WASHINGTON (Reuters) - The number of Americans filing new claims for unemployment aid unexpectedly fell last week, but continued weakness in business spending on capital goods suggested slower economic growth in the fourth quarter.
Initial claims for state jobless benefits fell 10,000 to a seasonally adjusted 316,000, the Labor Department said on Wednesday. The second straight week of declines defied economists’ expectations for a rise in claims to 330,000 and raised hopes for strong payroll growth in November.
“We are at a level that, if sustained, would point to solid job gains ahead. There is also a good chance that the October payroll gain may not have been an aberration,” said Joel Naroff, chief economist at Naroff Economic Advisors in Holland, Pennsylvania.

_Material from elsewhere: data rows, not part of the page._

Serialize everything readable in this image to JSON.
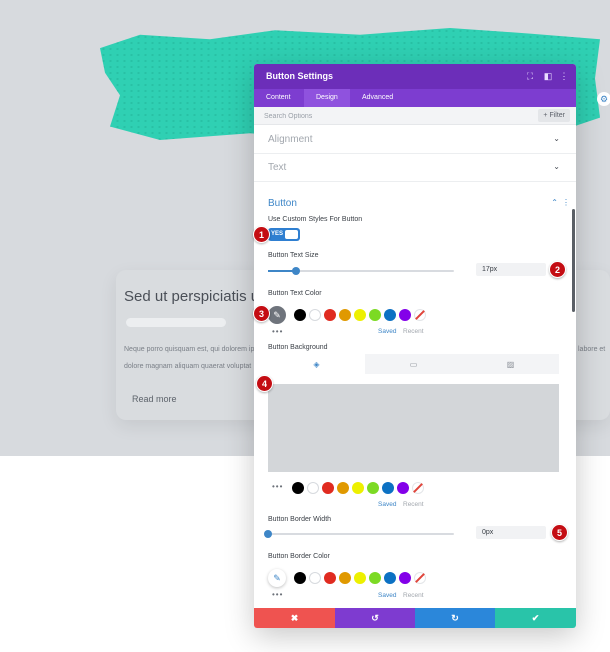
{
  "background": {
    "card": {
      "title": "Sed ut perspiciatis un",
      "text_line_1_left": "Neque porro quisquam est, qui dolorem ip",
      "text_line_1_right": "labore et",
      "text_line_2_left": "dolore magnam aliquam quaerat voluptat",
      "read_more": "Read more"
    }
  },
  "panel": {
    "title": "Button Settings",
    "header_icons": [
      "fullscreen-icon",
      "sidebar-icon",
      "kebab-icon"
    ],
    "tabs": [
      {
        "label": "Content"
      },
      {
        "label": "Design"
      },
      {
        "label": "Advanced"
      }
    ],
    "search_placeholder": "Search Options",
    "filter_label": "+ Filter",
    "sections": {
      "alignment": "Alignment",
      "text": "Text",
      "button": "Button"
    },
    "fields": {
      "custom_styles_label": "Use Custom Styles For Button",
      "toggle_value": "YES",
      "text_size_label": "Button Text Size",
      "text_size_value": "17px",
      "text_size_fraction": 0.15,
      "text_color_label": "Button Text Color",
      "background_label": "Button Background",
      "border_width_label": "Button Border Width",
      "border_width_value": "0px",
      "border_width_fraction": 0.0,
      "border_color_label": "Button Border Color"
    },
    "palette": [
      "#000000",
      "#ffffff",
      "#e02b20",
      "#e09900",
      "#edf000",
      "#7cda24",
      "#0c71c3",
      "#8300e9"
    ],
    "saved_label": "Saved",
    "recent_label": "Recent",
    "more_dots": "•••",
    "footer": {
      "cancel_icon": "✖",
      "undo_icon": "↺",
      "redo_icon": "↻",
      "save_icon": "✔",
      "colors": [
        "#ef5350",
        "#7e3bd0",
        "#2b87da",
        "#29c4a9"
      ]
    }
  },
  "markers": [
    "1",
    "2",
    "3",
    "4",
    "5"
  ]
}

Employers added 204,000 new jobs to their payrolls last month, far more than expected, fanning speculation that the U.S. Federal Reserve might start to wind down its economic stimulus sooner rather than later.
The improving labor market tone has helped to boost consumer sentiment. The Thomson Reuters/University of Michigan’s final reading on the overall index on consumer sentiment increased to 75.1 for November, up from a final reading of 73.2 in October.

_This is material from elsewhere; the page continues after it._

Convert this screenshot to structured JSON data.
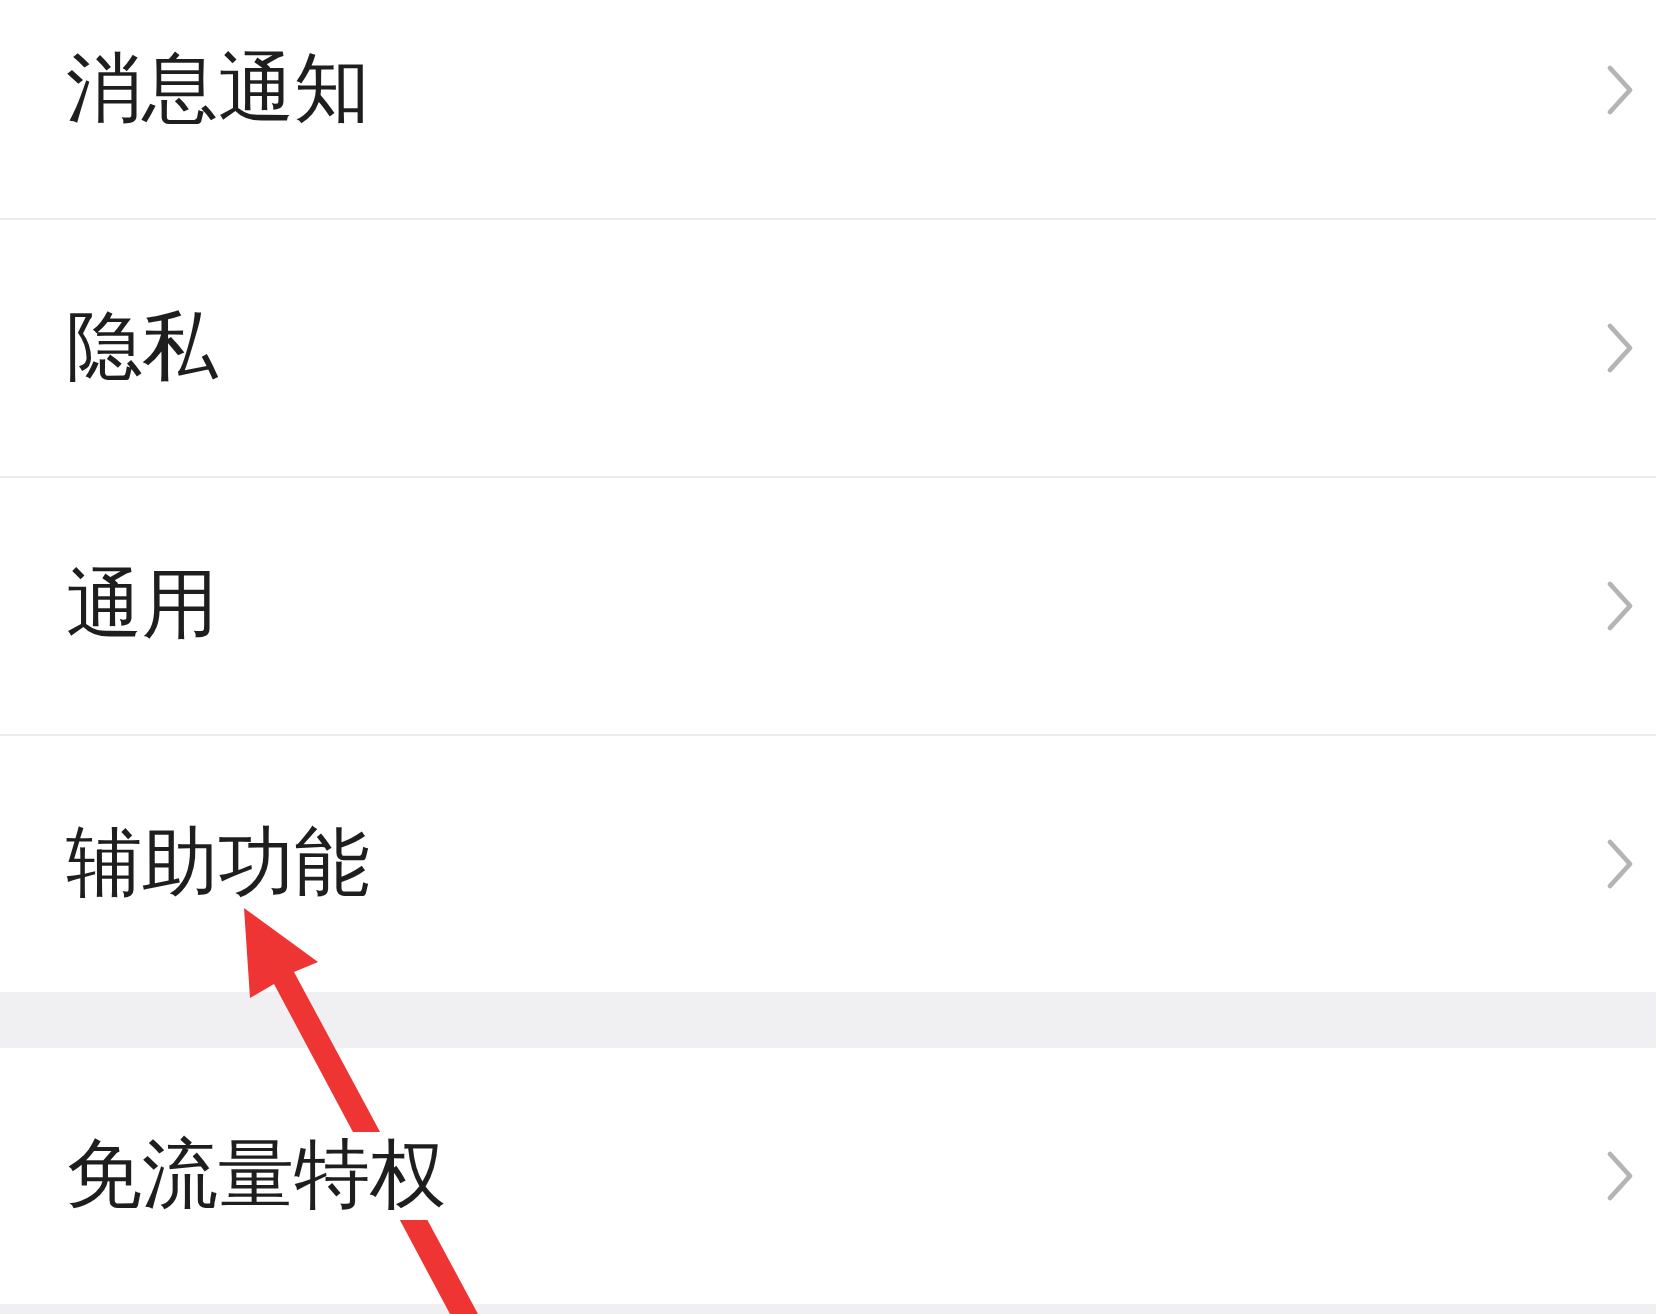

The preliminary November reading of the overall index was reported at 72.0 earlier this month.
But while the labor market picture is firming, businesses appear to be cautious about investment spending.
A separate report from the Commerce Department showed non-defense capital goods orders excluding aircraft, a closely watched proxy for business spending plans, dropped 1.2 percent last month.

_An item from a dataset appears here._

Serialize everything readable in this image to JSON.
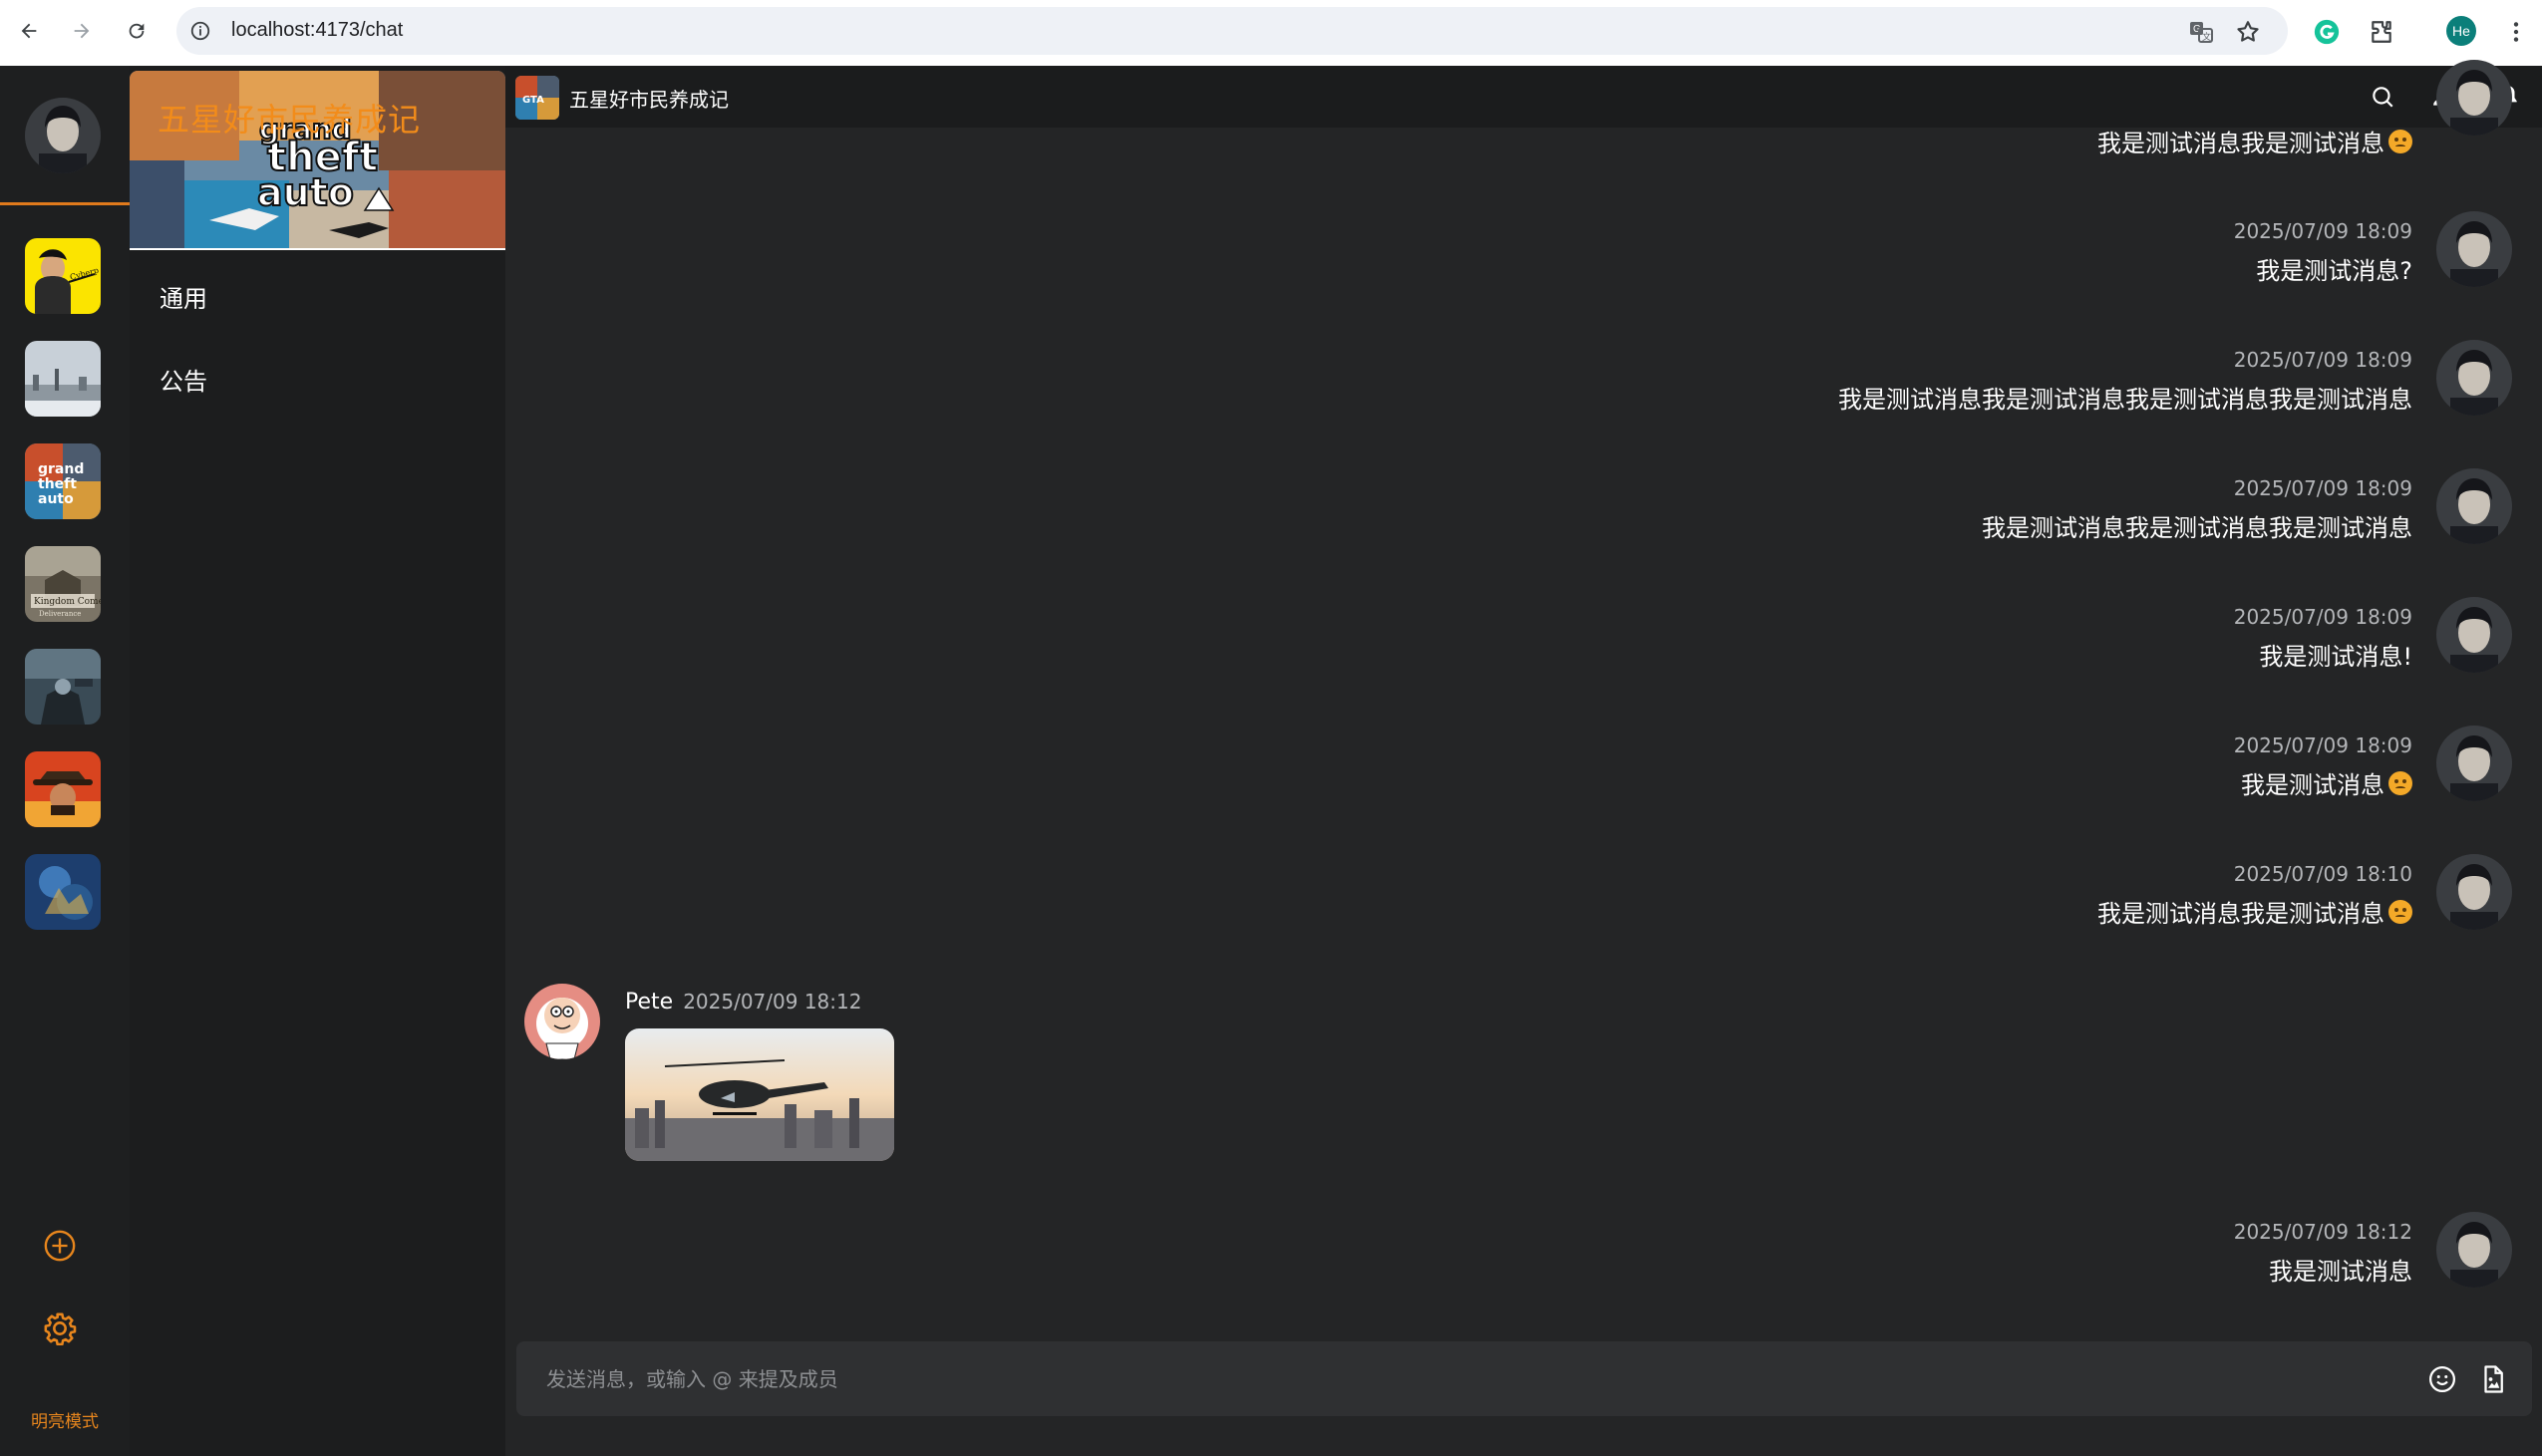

It was the second monthly decrease in these so-called core capital goods. The data surprised Wall Street economists who had expected a gain, partly because private surveys of national factory activity had shown strength in October.
“The picture of manufacturing strength from survey data is not being captured in the government-collected data on new orders and this divergence is a puzzle,” said John Ryding, chief economist at RDQ Economics in New York.
Nevertheless, the latest report suggested some ebbing in the factory sector’s momentum, and hinted that a 16-day partial government shutdown last month hurt business confidence.
Shipments of core capital goods, used to calculate equipment spending for the government’s measure of gross domestic product, fell 0.2 percent for a second consecutive month.
The drop suggested investment in equipment would probably not rise much this quarter after falling in the third quarter for the first time in a year.
Economists at Morgan Stanley trimmed their fourth-quarter GDP growth estimate by two-tenths of a percentage point to 1.2 percent on the data. Barclays lowered its forecast to 1.7 percent from 1.8 percent.
“Investment has slowed, but it’s going to be temporary,” said Ryan Sweet, a senior economist at Moody’s Analytics in West Chester, Pennsylvania. “As long as there is no policy misstep, we will start to see investment pick up.”
The report showed overall orders for durable goods - items from toasters to aircraft that are meant to last at least three years - fell 2 percent, largely because demand for civilian and defense aircraft tumbled.
Durable goods orders had increased 4.1 percent in September.
A fourth report showed some easing in the pace of factory activity in the Midwest this month, although it remained strong and showed factory employment surged to a one-year high.
The Institute for Supply Management-Chicago business barometer fell to 63.0 from 65.9 in October. A reading above 50 indicates expansion in the regional economy, which is dominated by automobile production.
Along with the drop in new claims for jobless benefits, the data helped lift stocks on Wall Street in light trading ahead of Thursday’s Thanksgiving holiday. U.S. Treasury debt prices fell, while the dollar rose marginally against a basket of currencies.
A number of other regional factory reports for November had suggested the sector had taken a step back, and even the reading for the Midwest showed weaker new orders and order backlogs.
Economists say a strong inventory build-up in the third quarter is likely weighing on activity.
“Businesses were caught off guard by the softening in demand. Some of the build-up in inventories was unwanted, so that is going to lead to weak production early this quarter,” said Moody’s Analytics’ Sweet.
Reporting by Lucia Mutikani; Additional reporting by Rodrigo Campos in New York; Editing by Krista Hughes